Data Belongs to
iFOUR Y APPLiCATiON is going to handle a large, persistent, interconnected
set of data elements, don’t hesitate to store it in a relational database. In the
past, RDBMSs used to be expensive, scarce, complex, and unwieldy beasts.
This is no longer the case. Nowadays, RDBMS systems are easy to find—it is
likely that the system you’re using already has one or two installed. Some very
capable RDBMSs, like MySQL and PostgreSQL, are available as open source
software, so cost of purchase is no longer an issue. Even better, so-called
embedded database systems can be linked as libraries directly into your appli-
cation, requiring almost no setup or management—two notable open source
ones are SQLite and HSQLDB. These systems are extremely efficient.
If your application’s data is larger than the system’s RAM, an indexed RDBMS
table will perform orders of magnitude faster than your library’s map collec-
tion type, which will thrash virtual memory pages.

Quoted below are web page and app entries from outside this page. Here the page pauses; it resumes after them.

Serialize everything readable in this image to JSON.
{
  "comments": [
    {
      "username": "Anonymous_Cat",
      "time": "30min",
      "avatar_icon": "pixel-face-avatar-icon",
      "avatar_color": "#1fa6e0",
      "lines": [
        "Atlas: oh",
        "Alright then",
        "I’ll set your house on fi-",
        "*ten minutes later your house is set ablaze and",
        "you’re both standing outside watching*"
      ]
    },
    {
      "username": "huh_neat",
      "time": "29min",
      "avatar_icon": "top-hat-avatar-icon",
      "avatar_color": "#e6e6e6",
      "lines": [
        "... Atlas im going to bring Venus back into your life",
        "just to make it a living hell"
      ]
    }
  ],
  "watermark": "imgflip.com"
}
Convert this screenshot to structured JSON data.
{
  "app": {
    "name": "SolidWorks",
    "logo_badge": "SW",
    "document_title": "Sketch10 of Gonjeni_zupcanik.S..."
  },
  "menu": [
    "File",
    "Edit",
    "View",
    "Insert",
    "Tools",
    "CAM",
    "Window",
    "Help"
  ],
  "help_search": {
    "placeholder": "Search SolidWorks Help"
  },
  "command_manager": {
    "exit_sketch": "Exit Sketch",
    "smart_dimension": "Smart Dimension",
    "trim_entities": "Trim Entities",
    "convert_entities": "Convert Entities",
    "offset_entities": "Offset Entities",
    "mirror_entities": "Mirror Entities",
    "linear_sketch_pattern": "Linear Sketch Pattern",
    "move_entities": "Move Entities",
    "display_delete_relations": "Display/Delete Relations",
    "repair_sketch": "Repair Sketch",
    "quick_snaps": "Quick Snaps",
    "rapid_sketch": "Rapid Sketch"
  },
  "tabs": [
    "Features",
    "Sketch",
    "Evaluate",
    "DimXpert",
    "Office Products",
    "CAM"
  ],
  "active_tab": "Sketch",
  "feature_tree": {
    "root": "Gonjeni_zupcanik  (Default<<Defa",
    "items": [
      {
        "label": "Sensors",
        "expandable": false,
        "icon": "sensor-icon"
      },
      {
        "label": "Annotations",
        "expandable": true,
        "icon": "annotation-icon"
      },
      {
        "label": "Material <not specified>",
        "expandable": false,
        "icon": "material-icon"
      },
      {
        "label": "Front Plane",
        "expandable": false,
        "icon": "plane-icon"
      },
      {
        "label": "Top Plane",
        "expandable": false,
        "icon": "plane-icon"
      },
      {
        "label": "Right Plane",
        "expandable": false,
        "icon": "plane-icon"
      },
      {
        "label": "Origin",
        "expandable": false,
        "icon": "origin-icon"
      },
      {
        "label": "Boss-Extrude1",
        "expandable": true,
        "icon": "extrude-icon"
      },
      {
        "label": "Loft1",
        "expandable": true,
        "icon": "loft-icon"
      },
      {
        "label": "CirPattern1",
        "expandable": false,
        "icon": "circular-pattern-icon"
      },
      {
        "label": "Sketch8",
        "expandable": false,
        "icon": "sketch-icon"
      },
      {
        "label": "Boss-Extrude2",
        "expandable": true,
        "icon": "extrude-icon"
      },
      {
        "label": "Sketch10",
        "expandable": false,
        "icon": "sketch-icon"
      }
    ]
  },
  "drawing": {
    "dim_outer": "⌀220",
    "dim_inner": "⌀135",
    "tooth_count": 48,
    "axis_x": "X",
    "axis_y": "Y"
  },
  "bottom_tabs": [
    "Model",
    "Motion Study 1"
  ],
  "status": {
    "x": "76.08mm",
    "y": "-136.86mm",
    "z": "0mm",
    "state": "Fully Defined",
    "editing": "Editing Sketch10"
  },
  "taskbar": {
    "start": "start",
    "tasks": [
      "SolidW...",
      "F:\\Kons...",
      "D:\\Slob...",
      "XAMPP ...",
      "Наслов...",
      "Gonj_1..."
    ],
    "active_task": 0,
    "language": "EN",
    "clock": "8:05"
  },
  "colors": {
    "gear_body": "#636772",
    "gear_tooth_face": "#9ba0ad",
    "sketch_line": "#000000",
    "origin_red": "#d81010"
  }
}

Modern database offer-
ings can easily grow with your needs. With proper care, you can scale up an
embedded database to a larger database system when required. Later on, you
can switch from a free, open source offering to a better-supported or more
powerful proprietary system.
Once you get the hang of SQL, writing database-centric applications is a joy.
After you’ve stored your properly normalized data in the database, it’s easy to
extract facts efficiently with a readable SQL query; there’s no need to write
any complex code. Similarly, a single SQL command can perform complex data
changes. For one-off modifications—say, a change in the way you organize your
persistent data—you don’t even need to write code: just fire up the database’s
direct SQL interface. This same interface also allows you to experiment with
queries, sidestepping a regular programming language’s compile–edit cycle.